• **Records provided**:
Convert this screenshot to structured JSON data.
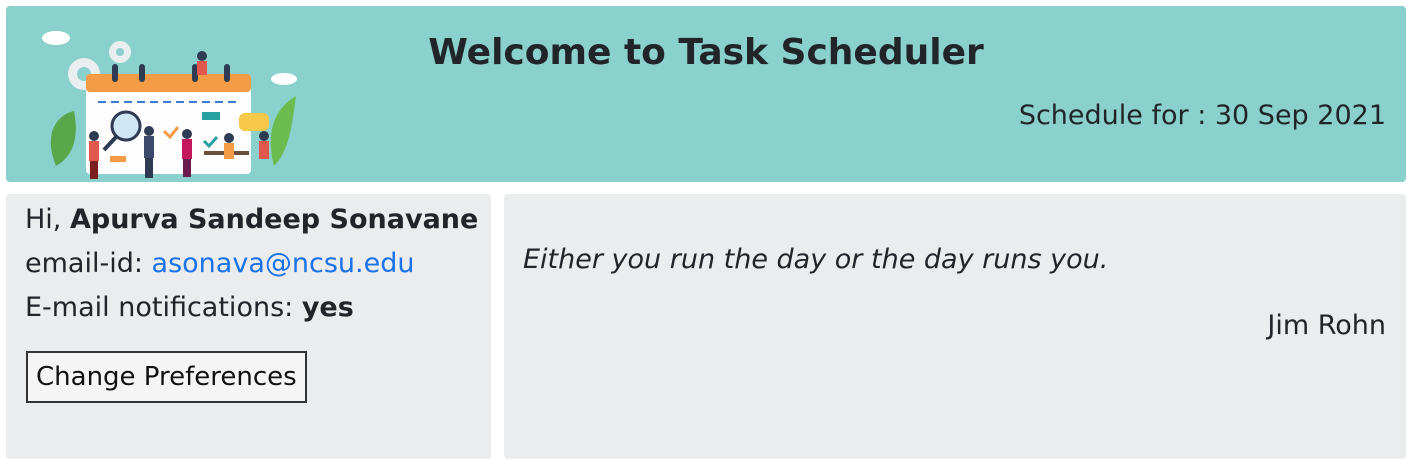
{
  "header": {
    "title": "Welcome to Task Scheduler",
    "schedule_label": "Schedule for : 30 Sep 2021",
    "illustration_icon": "calendar-team-illustration",
    "bg_color": "#8ad1cd"
  },
  "user": {
    "greeting": "Hi,",
    "name": "Apurva Sandeep Sonavane",
    "email_label": "email-id:",
    "email": "asonava@ncsu.edu",
    "notifications_label": "E-mail notifications:",
    "notifications_value": "yes",
    "change_prefs_label": "Change Preferences"
  },
  "quote": {
    "text": "Either you run the day or the day runs you.",
    "author": "Jim Rohn"
  },
  "colors": {
    "panel": "#ebecee",
    "link": "#1a73e8"
  }
}
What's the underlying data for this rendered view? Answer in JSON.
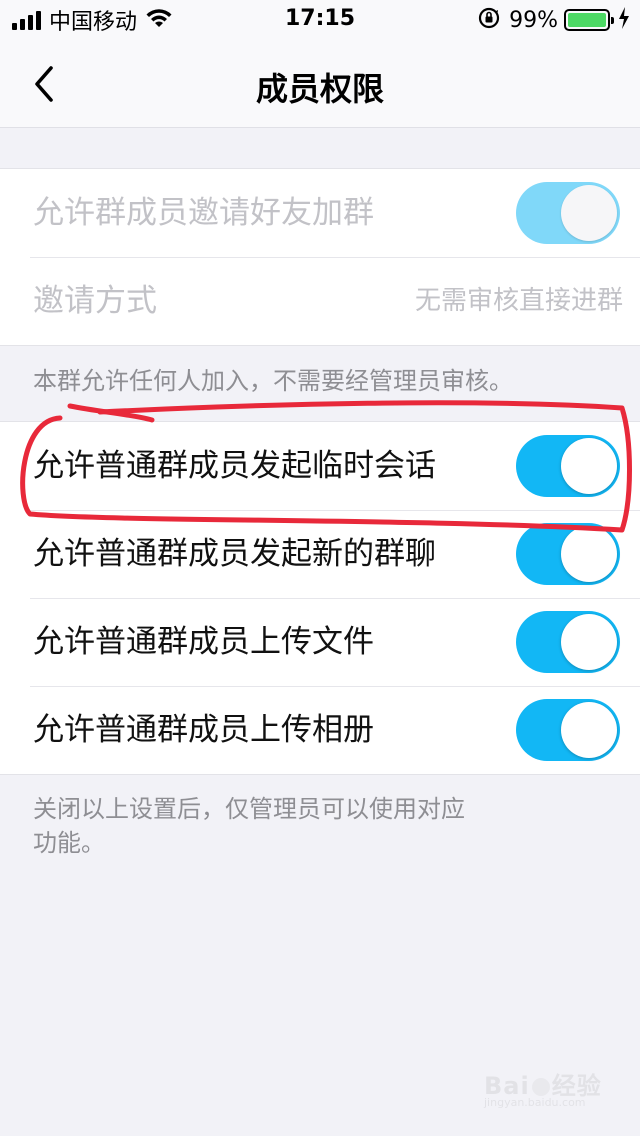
{
  "status_bar": {
    "carrier": "中国移动",
    "time": "17:15",
    "battery_percent": "99%",
    "battery_level": 0.99,
    "icons": [
      "signal-icon",
      "wifi-icon",
      "orientation-lock-icon",
      "battery-icon",
      "charging-bolt-icon"
    ]
  },
  "nav": {
    "title": "成员权限",
    "back_icon": "chevron-left-icon"
  },
  "invite_section": {
    "allow_invite_label": "允许群成员邀请好友加群",
    "allow_invite_on": true,
    "invite_method_label": "邀请方式",
    "invite_method_value": "无需审核直接进群"
  },
  "invite_note": "本群允许任何人加入，不需要经管理员审核。",
  "permissions": [
    {
      "label": "允许普通群成员发起临时会话",
      "on": true
    },
    {
      "label": "允许普通群成员发起新的群聊",
      "on": true
    },
    {
      "label": "允许普通群成员上传文件",
      "on": true
    },
    {
      "label": "允许普通群成员上传相册",
      "on": true
    }
  ],
  "footer_note_line1": "关闭以上设置后，仅管理员可以使用对应",
  "footer_note_line2": "功能。",
  "watermark": {
    "text": "Bai 经验",
    "sub": "jingyan.baidu.com"
  },
  "colors": {
    "toggle_on": "#12b7f5",
    "toggle_disabled": "#80d8f9",
    "annotation_red": "#e8293a",
    "background": "#f2f2f7"
  }
}
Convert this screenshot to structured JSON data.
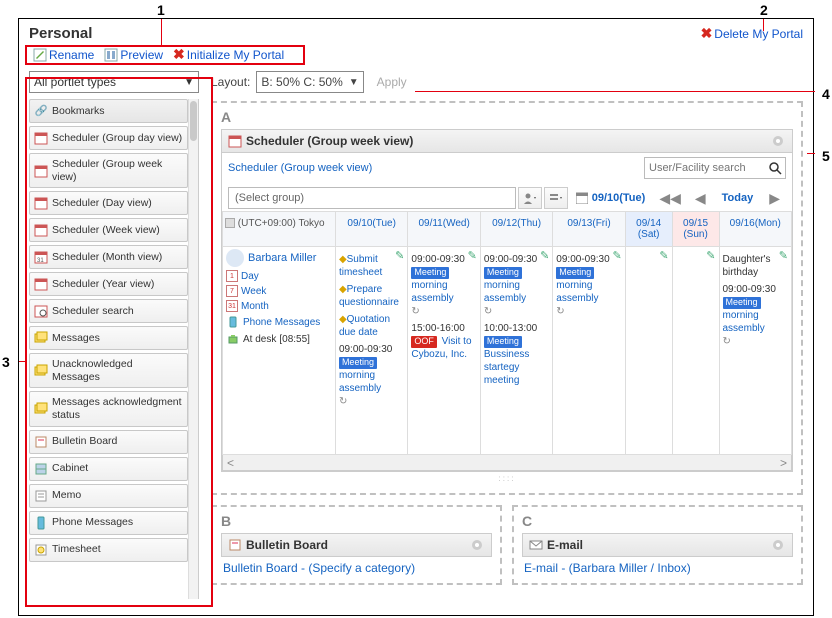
{
  "page_title": "Personal",
  "delete_link": "Delete My Portal",
  "actions": {
    "rename": "Rename",
    "preview": "Preview",
    "initialize": "Initialize My Portal"
  },
  "portlet_filter": "All portlet types",
  "portlets": {
    "bookmarks": "Bookmarks",
    "sched_group_day": "Scheduler (Group day view)",
    "sched_group_week": "Scheduler (Group week view)",
    "sched_day": "Scheduler (Day view)",
    "sched_week": "Scheduler (Week view)",
    "sched_month": "Scheduler (Month view)",
    "sched_year": "Scheduler (Year view)",
    "sched_search": "Scheduler search",
    "messages": "Messages",
    "unack": "Unacknowledged Messages",
    "ack": "Messages acknowledgment status",
    "bulletin": "Bulletin Board",
    "cabinet": "Cabinet",
    "memo": "Memo",
    "phone": "Phone Messages",
    "timesheet": "Timesheet"
  },
  "layout": {
    "label": "Layout:",
    "value": "B: 50%  C: 50%",
    "apply": "Apply"
  },
  "zoneA": {
    "label": "A",
    "portlet_title": "Scheduler (Group week view)",
    "sub_link": "Scheduler (Group week view)",
    "search_placeholder": "User/Facility search",
    "group_sel": "(Select group)",
    "date_current": "09/10(Tue)",
    "today": "Today",
    "tz": "(UTC+09:00) Tokyo",
    "days": [
      "09/10(Tue)",
      "09/11(Wed)",
      "09/12(Thu)",
      "09/13(Fri)",
      "09/14 (Sat)",
      "09/15 (Sun)",
      "09/16(Mon)"
    ],
    "person": "Barbara Miller",
    "views": {
      "day": "Day",
      "week": "Week",
      "month": "Month",
      "phone": "Phone Messages",
      "atdesk": "At desk",
      "atdesk_time": "[08:55]"
    },
    "events": {
      "tue": {
        "e1": "Submit timesheet",
        "e2": "Prepare questionnaire",
        "e3": "Quotation due date",
        "e4_time": "09:00-09:30",
        "e4_tag": "Meeting",
        "e4_name": "morning assembly"
      },
      "wed": {
        "t1": "09:00-09:30",
        "tag1": "Meeting",
        "n1": "morning assembly",
        "t2": "15:00-16:00",
        "tag2": "OOF",
        "n2": "Visit to Cybozu, Inc."
      },
      "thu": {
        "t1": "09:00-09:30",
        "tag1": "Meeting",
        "n1": "morning assembly",
        "t2": "10:00-13:00",
        "tag2": "Meeting",
        "n2": "Bussiness startegy meeting"
      },
      "fri": {
        "t1": "09:00-09:30",
        "tag1": "Meeting",
        "n1": "morning assembly"
      },
      "mon": {
        "d": "Daughter's birthday",
        "t1": "09:00-09:30",
        "tag1": "Meeting",
        "n1": "morning assembly"
      }
    }
  },
  "zoneB": {
    "label": "B",
    "title": "Bulletin Board",
    "link": "Bulletin Board - (Specify a category)"
  },
  "zoneC": {
    "label": "C",
    "title": "E-mail",
    "link": "E-mail - (Barbara Miller / Inbox)"
  },
  "annotations": {
    "n1": "1",
    "n2": "2",
    "n3": "3",
    "n4": "4",
    "n5": "5"
  }
}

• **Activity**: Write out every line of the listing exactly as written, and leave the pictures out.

• **Response**:
Convert this screenshot to structured JSON data.
{
  "header": {
    "title": "Welcome to Task Scheduler",
    "schedule_label": "Schedule for : 30 Sep 2021",
    "illustration_icon": "calendar-team-illustration",
    "bg_color": "#8ad1cd"
  },
  "user": {
    "greeting": "Hi,",
    "name": "Apurva Sandeep Sonavane",
    "email_label": "email-id:",
    "email": "asonava@ncsu.edu",
    "notifications_label": "E-mail notifications:",
    "notifications_value": "yes",
    "change_prefs_label": "Change Preferences"
  },
  "quote": {
    "text": "Either you run the day or the day runs you.",
    "author": "Jim Rohn"
  },
  "colors": {
    "panel": "#ebecee",
    "link": "#1a73e8"
  }
}
What's the underlying data for this rendered view? Answer in JSON.
{
  "status_bar": {
    "carrier": "中国移动",
    "time": "17:15",
    "battery_percent": "99%",
    "battery_level": 0.99,
    "icons": [
      "signal-icon",
      "wifi-icon",
      "orientation-lock-icon",
      "battery-icon",
      "charging-bolt-icon"
    ]
  },
  "nav": {
    "title": "成员权限",
    "back_icon": "chevron-left-icon"
  },
  "invite_section": {
    "allow_invite_label": "允许群成员邀请好友加群",
    "allow_invite_on": true,
    "invite_method_label": "邀请方式",
    "invite_method_value": "无需审核直接进群"
  },
  "invite_note": "本群允许任何人加入，不需要经管理员审核。",
  "permissions": [
    {
      "label": "允许普通群成员发起临时会话",
      "on": true
    },
    {
      "label": "允许普通群成员发起新的群聊",
      "on": true
    },
    {
      "label": "允许普通群成员上传文件",
      "on": true
    },
    {
      "label": "允许普通群成员上传相册",
      "on": true
    }
  ],
  "footer_note_line1": "关闭以上设置后，仅管理员可以使用对应",
  "footer_note_line2": "功能。",
  "watermark": {
    "text": "Bai 经验",
    "sub": "jingyan.baidu.com"
  },
  "colors": {
    "toggle_on": "#12b7f5",
    "toggle_disabled": "#80d8f9",
    "annotation_red": "#e8293a",
    "background": "#f2f2f7"
  }
}
Convert this screenshot to structured JSON data.
{
  "page_title": "Personal",
  "delete_link": "Delete My Portal",
  "actions": {
    "rename": "Rename",
    "preview": "Preview",
    "initialize": "Initialize My Portal"
  },
  "portlet_filter": "All portlet types",
  "portlets": {
    "bookmarks": "Bookmarks",
    "sched_group_day": "Scheduler (Group day view)",
    "sched_group_week": "Scheduler (Group week view)",
    "sched_day": "Scheduler (Day view)",
    "sched_week": "Scheduler (Week view)",
    "sched_month": "Scheduler (Month view)",
    "sched_year": "Scheduler (Year view)",
    "sched_search": "Scheduler search",
    "messages": "Messages",
    "unack": "Unacknowledged Messages",
    "ack": "Messages acknowledgment status",
    "bulletin": "Bulletin Board",
    "cabinet": "Cabinet",
    "memo": "Memo",
    "phone": "Phone Messages",
    "timesheet": "Timesheet"
  },
  "layout": {
    "label": "Layout:",
    "value": "B: 50%  C: 50%",
    "apply": "Apply"
  },
  "zoneA": {
    "label": "A",
    "portlet_title": "Scheduler (Group week view)",
    "sub_link": "Scheduler (Group week view)",
    "search_placeholder": "User/Facility search",
    "group_sel": "(Select group)",
    "date_current": "09/10(Tue)",
    "today": "Today",
    "tz": "(UTC+09:00) Tokyo",
    "days": [
      "09/10(Tue)",
      "09/11(Wed)",
      "09/12(Thu)",
      "09/13(Fri)",
      "09/14 (Sat)",
      "09/15 (Sun)",
      "09/16(Mon)"
    ],
    "person": "Barbara Miller",
    "views": {
      "day": "Day",
      "week": "Week",
      "month": "Month",
      "phone": "Phone Messages",
      "atdesk": "At desk",
      "atdesk_time": "[08:55]"
    },
    "events": {
      "tue": {
        "e1": "Submit timesheet",
        "e2": "Prepare questionnaire",
        "e3": "Quotation due date",
        "e4_time": "09:00-09:30",
        "e4_tag": "Meeting",
        "e4_name": "morning assembly"
      },
      "wed": {
        "t1": "09:00-09:30",
        "tag1": "Meeting",
        "n1": "morning assembly",
        "t2": "15:00-16:00",
        "tag2": "OOF",
        "n2": "Visit to Cybozu, Inc."
      },
      "thu": {
        "t1": "09:00-09:30",
        "tag1": "Meeting",
        "n1": "morning assembly",
        "t2": "10:00-13:00",
        "tag2": "Meeting",
        "n2": "Bussiness startegy meeting"
      },
      "fri": {
        "t1": "09:00-09:30",
        "tag1": "Meeting",
        "n1": "morning assembly"
      },
      "mon": {
        "d": "Daughter's birthday",
        "t1": "09:00-09:30",
        "tag1": "Meeting",
        "n1": "morning assembly"
      }
    }
  },
  "zoneB": {
    "label": "B",
    "title": "Bulletin Board",
    "link": "Bulletin Board - (Specify a category)"
  },
  "zoneC": {
    "label": "C",
    "title": "E-mail",
    "link": "E-mail - (Barbara Miller / Inbox)"
  },
  "annotations": {
    "n1": "1",
    "n2": "2",
    "n3": "3",
    "n4": "4",
    "n5": "5"
  }
}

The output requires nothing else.